When’s a Contact not a Contact?

Imagine a dog running down a dogwalk and exiting with three feet, leaving one on the contact. Then that foot on the contact rises up into the air a little and returns to the contact without ever touching the ground. Would this be an off-course? I’m interested specifically in AKC and USDAA policies.

AKC: On page 50 of the judges guidelines, it states that a dog is considered to have exited a contact obstacle when he has left the obstacle and all four paws have touched the ground. According to an AKC representative, that means that the scenario you describe would not be an off-course because all four feet did not touch the ground before the lone foot came to rest on the contact obstacle.

USDAA: According to a USDAA representative, as long as the dog has not exited the ramp this kind of rear foot contact would be incidental and would not be a wrong course. But, if the other three paws touch the ground prior to any paw touching the contact zone, the performance would be faulted as a missed contact.

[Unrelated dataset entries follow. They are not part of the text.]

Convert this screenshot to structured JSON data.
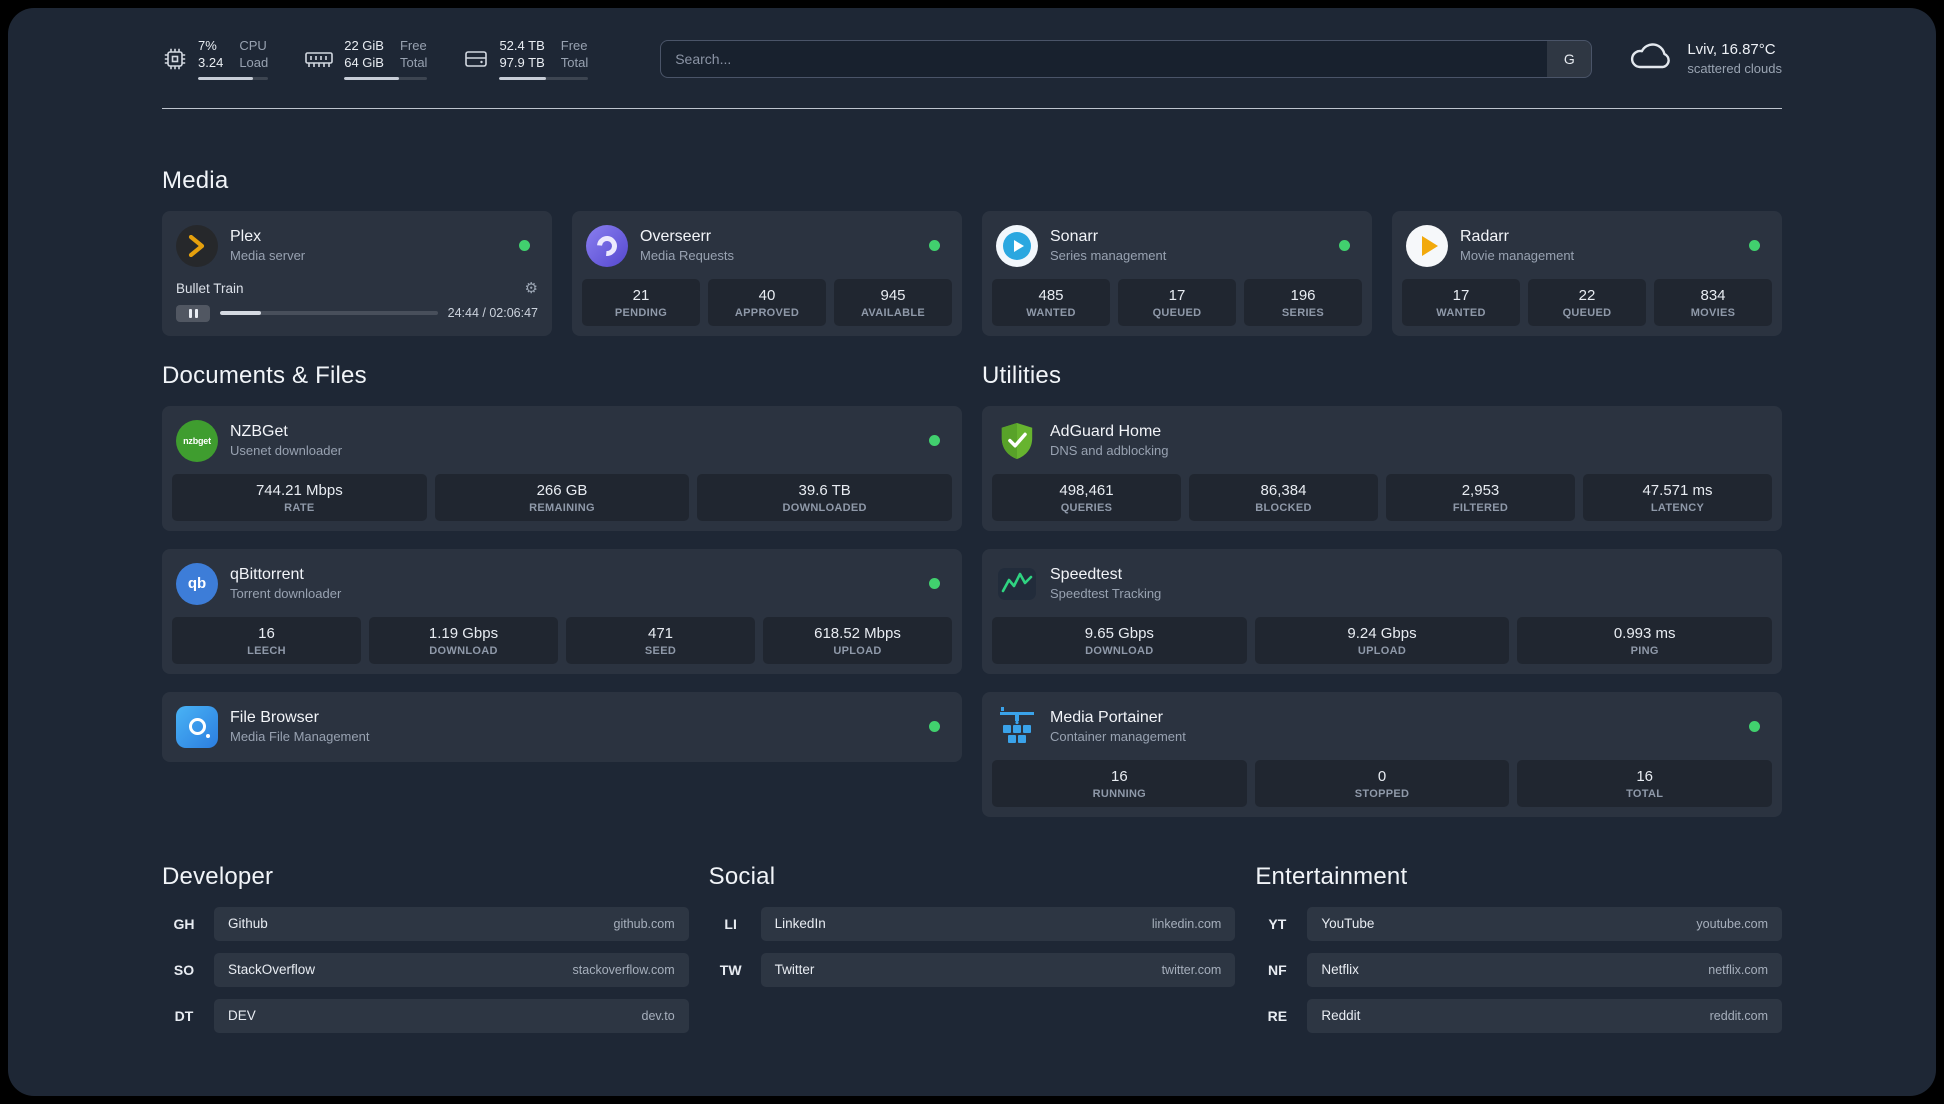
{
  "icons": {
    "settings_gear": "⚙"
  },
  "topbar": {
    "resources": [
      {
        "id": "cpu",
        "value_top": "7%",
        "value_bottom": "3.24",
        "label_top": "CPU",
        "label_bottom": "Load",
        "bar_percent": 78
      },
      {
        "id": "memory",
        "value_top": "22 GiB",
        "value_bottom": "64 GiB",
        "label_top": "Free",
        "label_bottom": "Total",
        "bar_percent": 66
      },
      {
        "id": "disk",
        "value_top": "52.4 TB",
        "value_bottom": "97.9 TB",
        "label_top": "Free",
        "label_bottom": "Total",
        "bar_percent": 53
      }
    ],
    "search": {
      "placeholder": "Search...",
      "provider_button": "G"
    },
    "weather": {
      "location": "Lviv, 16.87°C",
      "condition": "scattered clouds"
    }
  },
  "media": {
    "title": "Media",
    "plex": {
      "name": "Plex",
      "desc": "Media server",
      "player": {
        "track": "Bullet Train",
        "time": "24:44 / 02:06:47",
        "progress_percent": 19
      }
    },
    "overseerr": {
      "name": "Overseerr",
      "desc": "Media Requests",
      "stats": [
        {
          "value": "21",
          "label": "PENDING"
        },
        {
          "value": "40",
          "label": "APPROVED"
        },
        {
          "value": "945",
          "label": "AVAILABLE"
        }
      ]
    },
    "sonarr": {
      "name": "Sonarr",
      "desc": "Series management",
      "stats": [
        {
          "value": "485",
          "label": "WANTED"
        },
        {
          "value": "17",
          "label": "QUEUED"
        },
        {
          "value": "196",
          "label": "SERIES"
        }
      ]
    },
    "radarr": {
      "name": "Radarr",
      "desc": "Movie management",
      "stats": [
        {
          "value": "17",
          "label": "WANTED"
        },
        {
          "value": "22",
          "label": "QUEUED"
        },
        {
          "value": "834",
          "label": "MOVIES"
        }
      ]
    }
  },
  "documents": {
    "title": "Documents & Files",
    "nzbget": {
      "name": "NZBGet",
      "desc": "Usenet downloader",
      "logo_text": "nzbget",
      "stats": [
        {
          "value": "744.21 Mbps",
          "label": "RATE"
        },
        {
          "value": "266 GB",
          "label": "REMAINING"
        },
        {
          "value": "39.6 TB",
          "label": "DOWNLOADED"
        }
      ]
    },
    "qbittorrent": {
      "name": "qBittorrent",
      "desc": "Torrent downloader",
      "logo_text": "qb",
      "stats": [
        {
          "value": "16",
          "label": "LEECH"
        },
        {
          "value": "1.19 Gbps",
          "label": "DOWNLOAD"
        },
        {
          "value": "471",
          "label": "SEED"
        },
        {
          "value": "618.52 Mbps",
          "label": "UPLOAD"
        }
      ]
    },
    "filebrowser": {
      "name": "File Browser",
      "desc": "Media File Management"
    }
  },
  "utilities": {
    "title": "Utilities",
    "adguard": {
      "name": "AdGuard Home",
      "desc": "DNS and adblocking",
      "stats": [
        {
          "value": "498,461",
          "label": "QUERIES"
        },
        {
          "value": "86,384",
          "label": "BLOCKED"
        },
        {
          "value": "2,953",
          "label": "FILTERED"
        },
        {
          "value": "47.571 ms",
          "label": "LATENCY"
        }
      ]
    },
    "speedtest": {
      "name": "Speedtest",
      "desc": "Speedtest Tracking",
      "stats": [
        {
          "value": "9.65 Gbps",
          "label": "DOWNLOAD"
        },
        {
          "value": "9.24 Gbps",
          "label": "UPLOAD"
        },
        {
          "value": "0.993 ms",
          "label": "PING"
        }
      ]
    },
    "portainer": {
      "name": "Media Portainer",
      "desc": "Container management",
      "stats": [
        {
          "value": "16",
          "label": "RUNNING"
        },
        {
          "value": "0",
          "label": "STOPPED"
        },
        {
          "value": "16",
          "label": "TOTAL"
        }
      ]
    }
  },
  "bookmarks": {
    "groups": [
      {
        "title": "Developer",
        "items": [
          {
            "abbr": "GH",
            "name": "Github",
            "url": "github.com"
          },
          {
            "abbr": "SO",
            "name": "StackOverflow",
            "url": "stackoverflow.com"
          },
          {
            "abbr": "DT",
            "name": "DEV",
            "url": "dev.to"
          }
        ]
      },
      {
        "title": "Social",
        "items": [
          {
            "abbr": "LI",
            "name": "LinkedIn",
            "url": "linkedin.com"
          },
          {
            "abbr": "TW",
            "name": "Twitter",
            "url": "twitter.com"
          }
        ]
      },
      {
        "title": "Entertainment",
        "items": [
          {
            "abbr": "YT",
            "name": "YouTube",
            "url": "youtube.com"
          },
          {
            "abbr": "NF",
            "name": "Netflix",
            "url": "netflix.com"
          },
          {
            "abbr": "RE",
            "name": "Reddit",
            "url": "reddit.com"
          }
        ]
      }
    ]
  }
}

What about on the seesaw? If the dog leave the contact with three feet before the board hits the ground but maintains contact with one rear paw until the board hits, is this a fly-off? Does it impact the call if the foot that remains in contact with the board lifts off the contact and comes back down on it without touching the ground first?

AKC: An AKC representative says, “That would be a call a judge would need to make at the time while watching the performance,” the Judges Guidelines on page 51 state that a dog exiting the plank before its elevated edge hits the ground is a fly-off. The dog must still be in control of the plank and have touched the contact zone at the same time or after the plank touches the ground.

The foot lifting on and off the board does not impact the scoring of the performance unless it appears to factor into whether the dog is in control of the board or not. The representative says, “It’s a gray area so there’s going to be some calls for some of the dogs depending on how their performance is received.”

USDAA: for the first scenario, a USDAA representative says: “the key is the weight distribution and whether the judge views that the dog has ‘control’ of the plank as it falls to the ground.” If a dog is controlling the seesaw and the foot is pushing the plank to the ground, there would be no fault. Otherwise it would be a fly-off.

When you add in the foot coming up off the board and then reconnecting with it, it would be a fly-off if it occurs before the plank hits the ground. If it happens after the see-saw touches down, then it is subject to the criteria described in the dogwalk scenario.

(c) Clean Run 2010